Late Enrollment Penalties. If you do not enroll in Medicare Parts B or D during your Initial Enrollment Period, you can do so later on, but you may have to pay a penalty for late enrollment (the same is true for Part A, although most people qualify for premium-free Part A). However, if you are eligible for a Special Enrollment Period, then you may not have to pay late enrollment penalties. More information on Special Enrollment Periods is provided below.
- Part B late enrollment penalty. Once your Initial Enrollment Period has passed, you can only enroll in Part B during the “General Enrollment Period” (from January 1 to March 31 each year, with coverage beginning on July 1). The Part B late enrollment penalty is a 10 percent increase in your Part B premium for each full 12-month period that your enrollment was delayed; this penalty is permanent, so you will have to pay the penalty for as long as you have Medicare. For example, if you delay signing up for Part B for 30 months after your Initial Enrollment Period ends, (since 30 months only includes 2 full 12-month periods) your Part B premium penalty would be 20 percent of the Part B premium.

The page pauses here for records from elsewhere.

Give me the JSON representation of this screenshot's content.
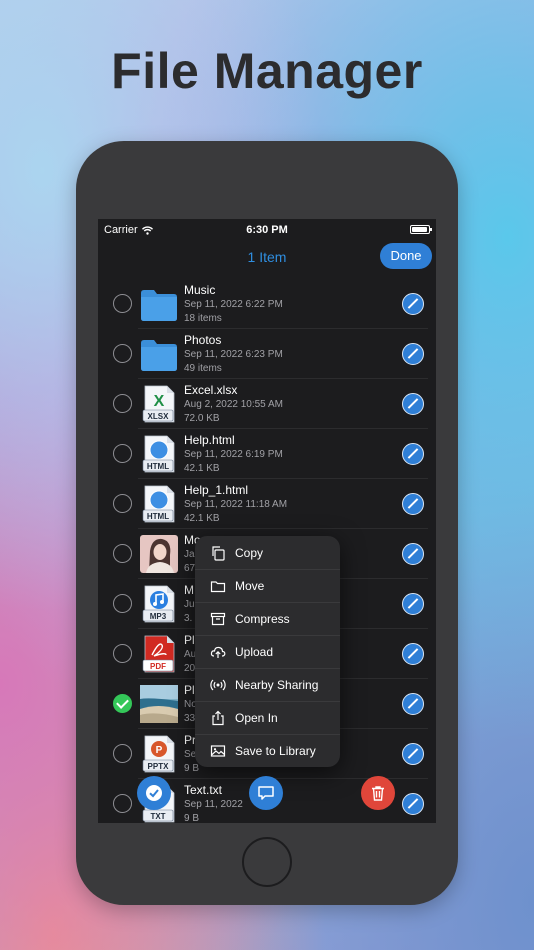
{
  "headline": "File Manager",
  "status": {
    "carrier": "Carrier",
    "time": "6:30 PM"
  },
  "nav": {
    "title": "1 Item",
    "done_label": "Done"
  },
  "files": [
    {
      "name": "Music",
      "date": "Sep 11, 2022 6:22 PM",
      "size": "18 items",
      "icon": "folder-icon",
      "selected": false
    },
    {
      "name": "Photos",
      "date": "Sep 11, 2022 6:23 PM",
      "size": "49 items",
      "icon": "folder-icon",
      "selected": false
    },
    {
      "name": "Excel.xlsx",
      "date": "Aug 2, 2022 10:55 AM",
      "size": "72.0 KB",
      "icon": "xlsx-icon",
      "badge": "XLSX",
      "selected": false
    },
    {
      "name": "Help.html",
      "date": "Sep 11, 2022 6:19 PM",
      "size": "42.1 KB",
      "icon": "html-icon",
      "badge": "HTML",
      "selected": false
    },
    {
      "name": "Help_1.html",
      "date": "Sep 11, 2022 11:18 AM",
      "size": "42.1 KB",
      "icon": "html-icon",
      "badge": "HTML",
      "selected": false
    },
    {
      "name": "Mo",
      "date": "Ja",
      "size": "67",
      "icon": "photo-thumbnail-portrait",
      "selected": false
    },
    {
      "name": "M",
      "date": "Ju",
      "size": "3.",
      "icon": "mp3-icon",
      "badge": "MP3",
      "selected": false
    },
    {
      "name": "Pl",
      "date": "Au",
      "size": "20",
      "icon": "pdf-icon",
      "badge": "PDF",
      "selected": false
    },
    {
      "name": "Pl",
      "date": "No",
      "size": "33",
      "icon": "photo-thumbnail-beach",
      "selected": true
    },
    {
      "name": "Pr",
      "date": "Se",
      "size": "9 B",
      "icon": "pptx-icon",
      "badge": "PPTX",
      "selected": false
    },
    {
      "name": "Text.txt",
      "date": "Sep 11, 2022",
      "size": "9 B",
      "icon": "txt-icon",
      "badge": "TXT",
      "selected": false
    }
  ],
  "context_menu": [
    {
      "label": "Copy",
      "icon": "copy-icon"
    },
    {
      "label": "Move",
      "icon": "folder-icon"
    },
    {
      "label": "Compress",
      "icon": "archive-icon"
    },
    {
      "label": "Upload",
      "icon": "cloud-upload-icon"
    },
    {
      "label": "Nearby Sharing",
      "icon": "nearby-sharing-icon"
    },
    {
      "label": "Open In",
      "icon": "share-icon"
    },
    {
      "label": "Save to Library",
      "icon": "photo-library-icon"
    }
  ],
  "colors": {
    "accent": "#2f7fd6",
    "title_blue": "#2f8ee0",
    "delete_red": "#e0463a",
    "selected_green": "#34c759"
  }
}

- Part D late enrollment penalty. Once your Initial Enrollment Period has passed, you can generally only enroll in Part D during the “Fall Open Enrollment Period” (from October 15 to December 7 each year, with coverage beginning on January 1). The Part D late enrollment penalty is 1 percent of the national average premium for each month enrollment was delayed. If you qualify for Extra Help, the program that helps pay for prescription drug costs for people with limited income and resources, you can enroll in Part D right away and will not need to pay a penalty for late enrollment. See the Medicare and Prescription Drug Coverage section for more information on the Part D late enrollment penalty, and an example of how it is applied. See the discussion of “Extra Help with Prescription Drug Costs” in the “Medicare and People with Low Incomes” section.
Enrollment Period Summary
There are several different ways to qualify for a Special Enrollment Period to enroll in or switch Medicare Advantage or Part D plans. You may qualify for a Special Enrollment Period if…
- You move;
- You have Medicaid or Extra Help;
- You lose Medicaid or Extra Help;
- You just moved into, currently live in, or just moved out of an institution (including a skilled nursing facility or long-term care hospital);
- You lose other drug coverage that is creditable;
- You have a chance to get other coverage from your employer or a union; or
- Your plan leaves Medicare
When you can make changes and what changes you can make depend on the reason you qualify for the Special Enrollment Period. For more information on Special Enrollment Periods, see the “Understanding Medicare Enrollment Periods” tip sheet at Medicare.gov, available here: www.medicare.gov/Publications/Pubs/pdf/11219.pdfWelcome Medicare and Prescription Drug Coverage
also of interest
- Geographic Variation in U.S. Medicare Per Capita Spending and Spending Growth Rates by County, 2007-2013
- The Latest on Geographic Variation in Medicare Spending: A Demographic Divide Persists But Variation Has Narrowed
- Health Affairs Article: Medicare’s Part D Drug Benefit At 10 Years: Firmly Established But Still Evolving
- Medicare Part D at Ten Years: The 2015 Marketplace and Key Trends, 2006-2015